WHAT YOU WILL DO: Return all the lines below in which the string "Code" appears.
INFORMATION Block Start
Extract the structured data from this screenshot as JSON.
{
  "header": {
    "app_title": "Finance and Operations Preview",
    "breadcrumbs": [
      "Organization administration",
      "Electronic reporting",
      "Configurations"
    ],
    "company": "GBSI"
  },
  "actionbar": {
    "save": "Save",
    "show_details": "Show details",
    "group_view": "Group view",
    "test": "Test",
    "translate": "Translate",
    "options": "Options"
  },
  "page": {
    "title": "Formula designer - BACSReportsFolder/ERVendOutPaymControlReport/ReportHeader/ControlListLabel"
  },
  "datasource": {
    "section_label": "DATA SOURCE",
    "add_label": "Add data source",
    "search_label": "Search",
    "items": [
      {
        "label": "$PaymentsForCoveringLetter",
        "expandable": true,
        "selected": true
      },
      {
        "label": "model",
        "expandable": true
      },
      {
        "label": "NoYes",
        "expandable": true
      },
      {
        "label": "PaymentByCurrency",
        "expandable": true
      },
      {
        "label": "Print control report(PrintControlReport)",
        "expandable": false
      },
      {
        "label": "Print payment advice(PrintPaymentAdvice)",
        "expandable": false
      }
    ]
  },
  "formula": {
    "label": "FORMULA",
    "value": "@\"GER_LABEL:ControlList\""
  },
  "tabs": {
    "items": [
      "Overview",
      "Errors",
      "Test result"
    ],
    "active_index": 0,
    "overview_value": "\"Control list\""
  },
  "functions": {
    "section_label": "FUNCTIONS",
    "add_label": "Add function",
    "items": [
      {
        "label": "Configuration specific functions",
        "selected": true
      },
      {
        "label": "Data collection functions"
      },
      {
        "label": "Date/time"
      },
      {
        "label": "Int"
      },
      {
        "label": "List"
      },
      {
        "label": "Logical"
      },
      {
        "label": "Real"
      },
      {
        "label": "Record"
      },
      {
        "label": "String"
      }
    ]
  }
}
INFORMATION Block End
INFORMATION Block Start
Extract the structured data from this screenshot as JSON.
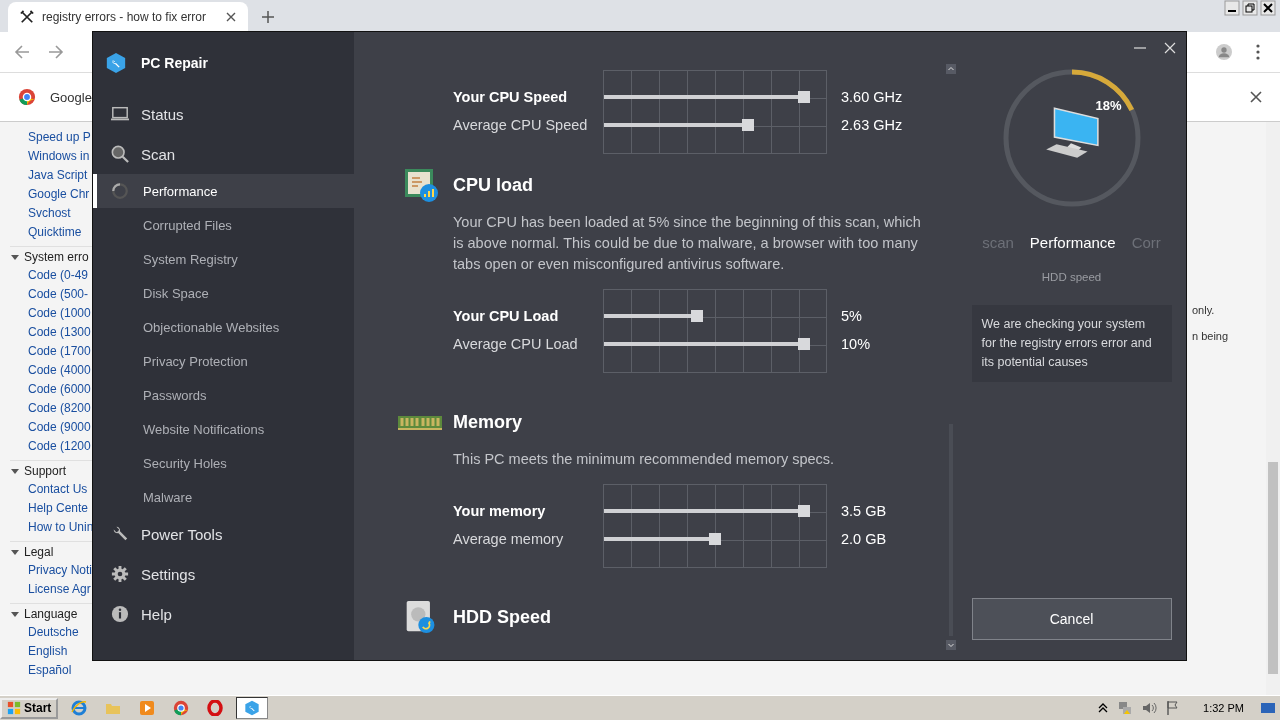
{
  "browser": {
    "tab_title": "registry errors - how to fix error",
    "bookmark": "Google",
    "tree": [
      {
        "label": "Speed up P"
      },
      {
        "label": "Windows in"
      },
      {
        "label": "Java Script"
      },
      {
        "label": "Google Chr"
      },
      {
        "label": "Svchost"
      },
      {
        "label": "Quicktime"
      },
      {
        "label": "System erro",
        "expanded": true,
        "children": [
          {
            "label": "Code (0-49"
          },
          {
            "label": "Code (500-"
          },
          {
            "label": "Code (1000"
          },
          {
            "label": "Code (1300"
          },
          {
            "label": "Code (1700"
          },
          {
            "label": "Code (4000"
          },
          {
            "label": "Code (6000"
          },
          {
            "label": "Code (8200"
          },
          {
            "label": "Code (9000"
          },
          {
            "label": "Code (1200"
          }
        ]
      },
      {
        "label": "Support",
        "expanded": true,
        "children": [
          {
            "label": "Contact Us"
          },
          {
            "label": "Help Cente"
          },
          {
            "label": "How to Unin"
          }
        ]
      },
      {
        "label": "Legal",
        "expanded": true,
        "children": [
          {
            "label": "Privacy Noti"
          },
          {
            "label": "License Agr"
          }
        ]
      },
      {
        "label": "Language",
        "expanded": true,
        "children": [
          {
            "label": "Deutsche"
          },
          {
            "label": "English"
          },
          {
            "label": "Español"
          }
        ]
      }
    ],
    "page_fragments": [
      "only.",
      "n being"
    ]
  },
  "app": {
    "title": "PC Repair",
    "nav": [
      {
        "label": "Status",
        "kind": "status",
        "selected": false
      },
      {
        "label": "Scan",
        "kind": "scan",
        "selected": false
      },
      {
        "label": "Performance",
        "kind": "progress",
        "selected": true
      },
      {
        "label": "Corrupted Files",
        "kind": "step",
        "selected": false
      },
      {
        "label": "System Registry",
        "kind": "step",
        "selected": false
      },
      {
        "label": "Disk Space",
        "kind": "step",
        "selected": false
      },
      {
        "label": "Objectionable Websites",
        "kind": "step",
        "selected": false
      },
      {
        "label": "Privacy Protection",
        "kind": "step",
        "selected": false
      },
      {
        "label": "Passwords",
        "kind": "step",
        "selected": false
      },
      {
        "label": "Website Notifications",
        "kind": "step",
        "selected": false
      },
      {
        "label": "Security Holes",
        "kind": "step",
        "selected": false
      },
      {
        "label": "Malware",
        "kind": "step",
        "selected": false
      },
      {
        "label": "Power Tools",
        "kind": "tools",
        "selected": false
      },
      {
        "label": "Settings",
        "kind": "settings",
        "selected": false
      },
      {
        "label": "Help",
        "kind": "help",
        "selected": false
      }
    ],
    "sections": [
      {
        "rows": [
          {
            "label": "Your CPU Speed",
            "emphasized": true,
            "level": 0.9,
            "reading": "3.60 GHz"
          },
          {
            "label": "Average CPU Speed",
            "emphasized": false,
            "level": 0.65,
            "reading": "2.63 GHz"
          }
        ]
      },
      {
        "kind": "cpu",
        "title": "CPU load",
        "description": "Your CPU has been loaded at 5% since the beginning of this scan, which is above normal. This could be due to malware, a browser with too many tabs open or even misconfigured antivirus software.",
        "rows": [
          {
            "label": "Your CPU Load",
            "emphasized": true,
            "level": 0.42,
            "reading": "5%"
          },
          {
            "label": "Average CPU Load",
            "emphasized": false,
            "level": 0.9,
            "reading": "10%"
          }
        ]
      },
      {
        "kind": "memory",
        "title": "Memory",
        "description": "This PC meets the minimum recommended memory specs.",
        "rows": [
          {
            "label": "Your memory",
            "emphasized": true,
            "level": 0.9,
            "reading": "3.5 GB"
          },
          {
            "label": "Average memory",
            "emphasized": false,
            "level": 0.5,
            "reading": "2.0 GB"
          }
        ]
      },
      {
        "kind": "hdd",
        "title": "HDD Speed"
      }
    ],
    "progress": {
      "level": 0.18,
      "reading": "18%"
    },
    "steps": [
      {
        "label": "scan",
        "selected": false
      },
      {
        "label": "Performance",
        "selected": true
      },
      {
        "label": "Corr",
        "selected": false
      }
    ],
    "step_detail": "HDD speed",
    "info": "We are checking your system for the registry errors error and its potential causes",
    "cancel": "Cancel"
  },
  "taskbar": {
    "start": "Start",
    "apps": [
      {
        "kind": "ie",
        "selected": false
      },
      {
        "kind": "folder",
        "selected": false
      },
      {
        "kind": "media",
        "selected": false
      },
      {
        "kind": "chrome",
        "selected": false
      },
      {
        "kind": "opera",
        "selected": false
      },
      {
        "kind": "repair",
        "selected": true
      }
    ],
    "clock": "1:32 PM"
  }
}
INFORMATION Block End
YOUR RESPONSE:
            "label": "Code (0-49"
            "label": "Code (500-"
            "label": "Code (1000"
            "label": "Code (1300"
            "label": "Code (1700"
            "label": "Code (4000"
            "label": "Code (6000"
            "label": "Code (8200"
            "label": "Code (9000"
            "label": "Code (1200"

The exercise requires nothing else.